Fiorry also offers to help fund the costs for its trans users’ transition goals. The app makers have a funding program to provide financial support for trans people’s gender transitions. Such a unique feature vindicates people’s right to be who they are and not conform to unfair simplistic norms imposed upon them.

Fiorry stands at the forefront of a new era in which people accept and embrace the entire spectrum of human sexuality and gender. It’s one big step in the struggle to create a thriving community that includes all identities.

This app brings together peer support and advice for mental health in one place. Designed for young transgender and gender nonconforming people, users share carefully vetted resources for financial and legal aid, healthcare services, and have access to emergency hotlines.

Such an app fosters community among “transgender-spectrum youth” (TSY) so that they can get help from those with the right expertise, and also support each other.

The social networking branch of The Trevor Project, this online platform helps the LGTBQ+ youth (13-24 years) around the world connect with each other.

It’s a place to get support and make friends, without worrying about getting mistreated or fetishized. Users discuss relevant topics to get advice on how to deal with discrimination and harassment, as well as offensive remarks from cisgender family, friends, and strangers. It even has a writer’s club which encourages people with similar interests to share their stories.

A transgender support group on Facebook with almost 10,000 members, it cultivates positive, respectful interactions between members of the trans community and their allies. People can exchange ideas, chat, plan meetups, date, and more. The rules are clear: no nude pictures or sleazy comments and zero tolerance for harassment and bullying.

Over 30,000 members of the LGBT community congregate on this Facebook group with their cisgender allies to engage in respectful discussions. There is no age requirement, which means topics are meant to be kept “PG.”

This Facebook group also offers support to the trans community and their allies of all ages. All new members are asked not to make any assumptions and to be mindful with their terminology. Anyone can join as long as they show sensitivity to the issues surrounding transgender and gender nonconforming people.

Both the website and its Facebook group encourage people to respectfully engage in challenging discussions and debates about the news and sensitive topics related to the transgender and non-binary community.

The intention is to do away with stigmas and negative stereotypes of trans people in mass media. The site has a forum for people who need advice on trans-related concerns. Emotional support is given to those struggling with gender dysphoria and educational resources to anyone wanting to learn about gender identity issues.

A straightforward trans support chat for quick and easy access to those needing to talk to someone who will listen without judgement. The website also has a section for news and general information related to the concerns of transgender and gender nonconforming people, as well as a long list of resources for extra support and aid. The trans support chat is live and also open to parents, siblings, and allies concerned about their transgender loved ones.

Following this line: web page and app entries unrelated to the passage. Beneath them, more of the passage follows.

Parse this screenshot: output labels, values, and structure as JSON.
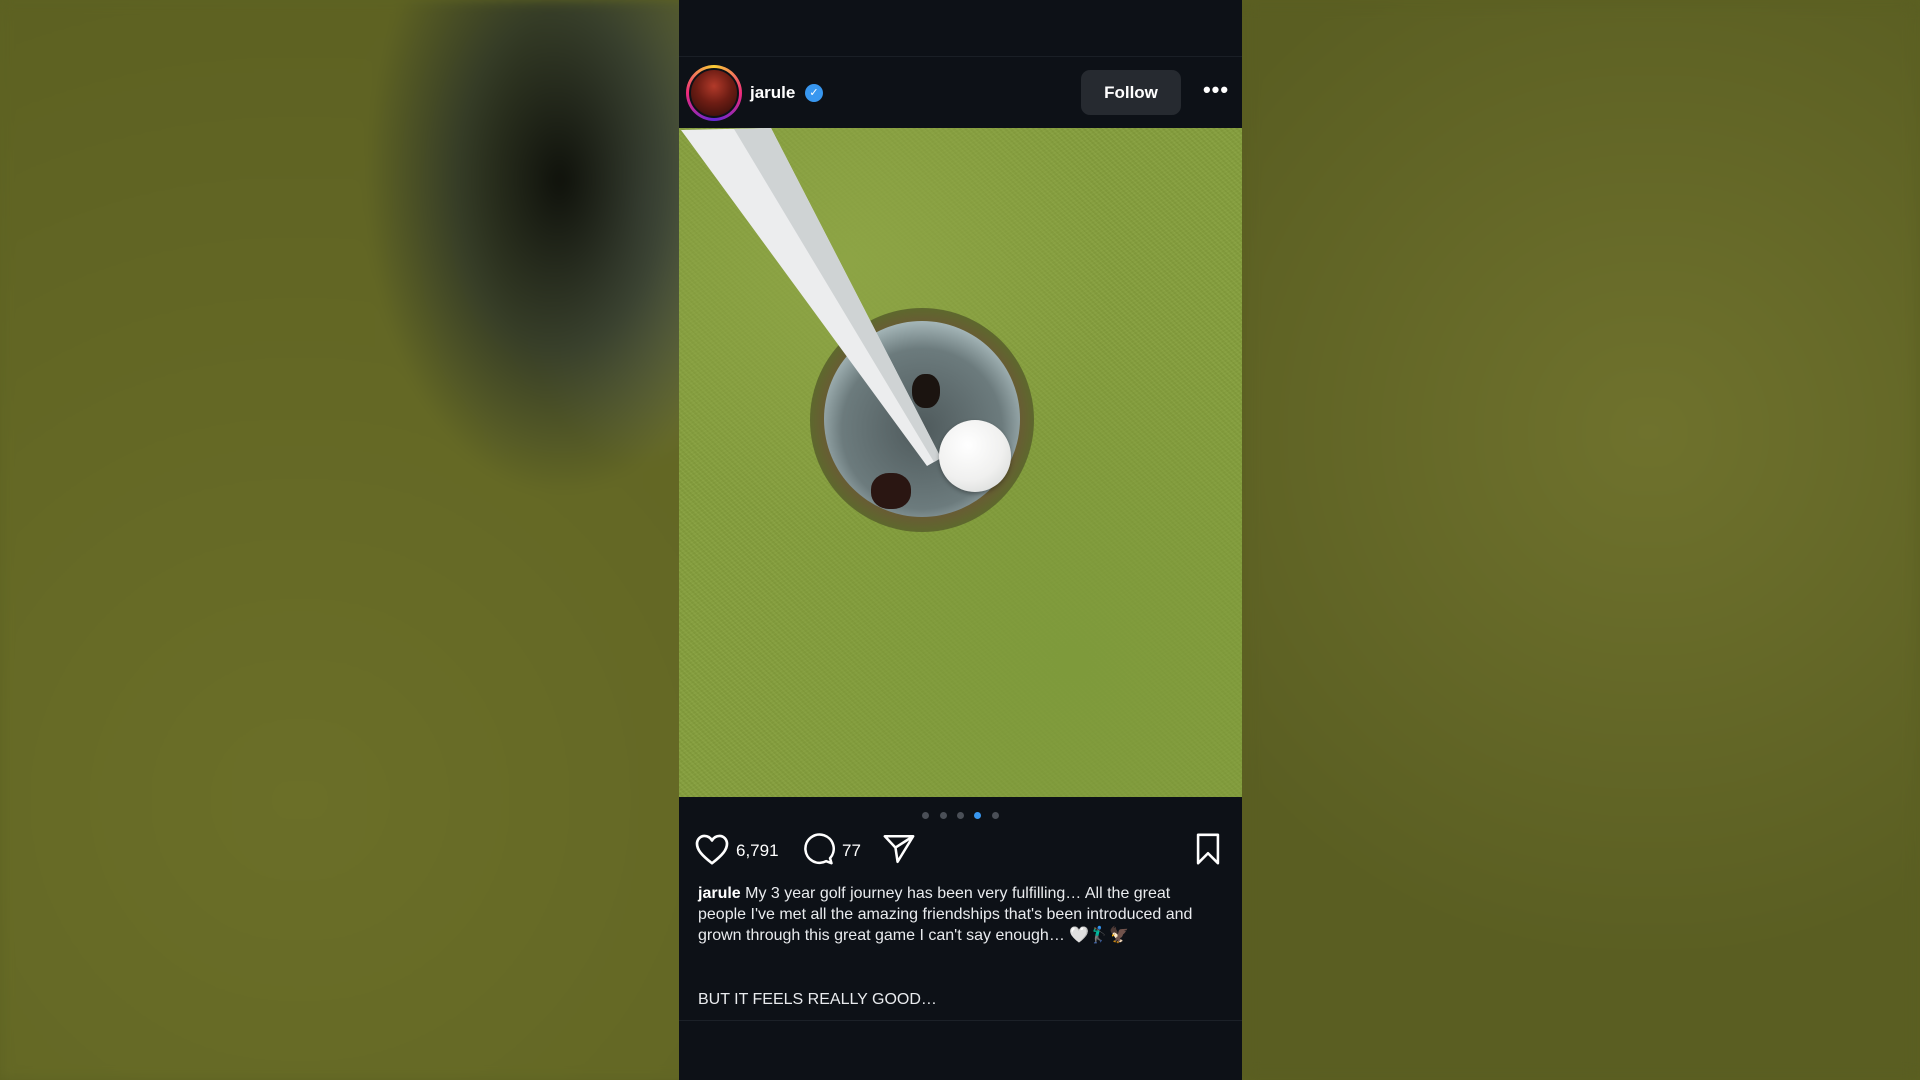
{
  "post": {
    "username": "jarule",
    "verified_icon": "verified-badge-icon",
    "follow_label": "Follow",
    "more_icon_glyph": "•••",
    "carousel": {
      "total": 5,
      "active_index": 3
    },
    "likes": "6,791",
    "comments": "77",
    "caption_user": "jarule",
    "caption_text": "My 3 year golf journey has been very fulfilling… All the great people I've met all the amazing friendships that's been introduced and grown through this great game I can't say enough… 🤍🏌🏾‍♂️🦅",
    "caption_extra": "BUT IT FEELS REALLY GOOD…"
  },
  "colors": {
    "panel_bg": "#0d1117",
    "accent_blue": "#3897f0",
    "follow_bg": "#262a30",
    "grass": "#86a03d"
  }
}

This online platform helps trans people get access to quality healthcare services, a process that can be challenging.

Trans people often find themselves being refused treatment because of their gender identity. My Transhealth attempts to solve this problem by offering a guided search for people based on their gender identity and location that puts users in touch with healthcare professionals sensitive to their concerns. The online support group also offers legal aid and crisis care.

The Future of Trans Support Groups

Whether online or in person, the fight for the trans community’s equal rights continues. As an app designed to help trans folks date, we feel that it’s important for us to do what we can to make the world a better place for transgender people.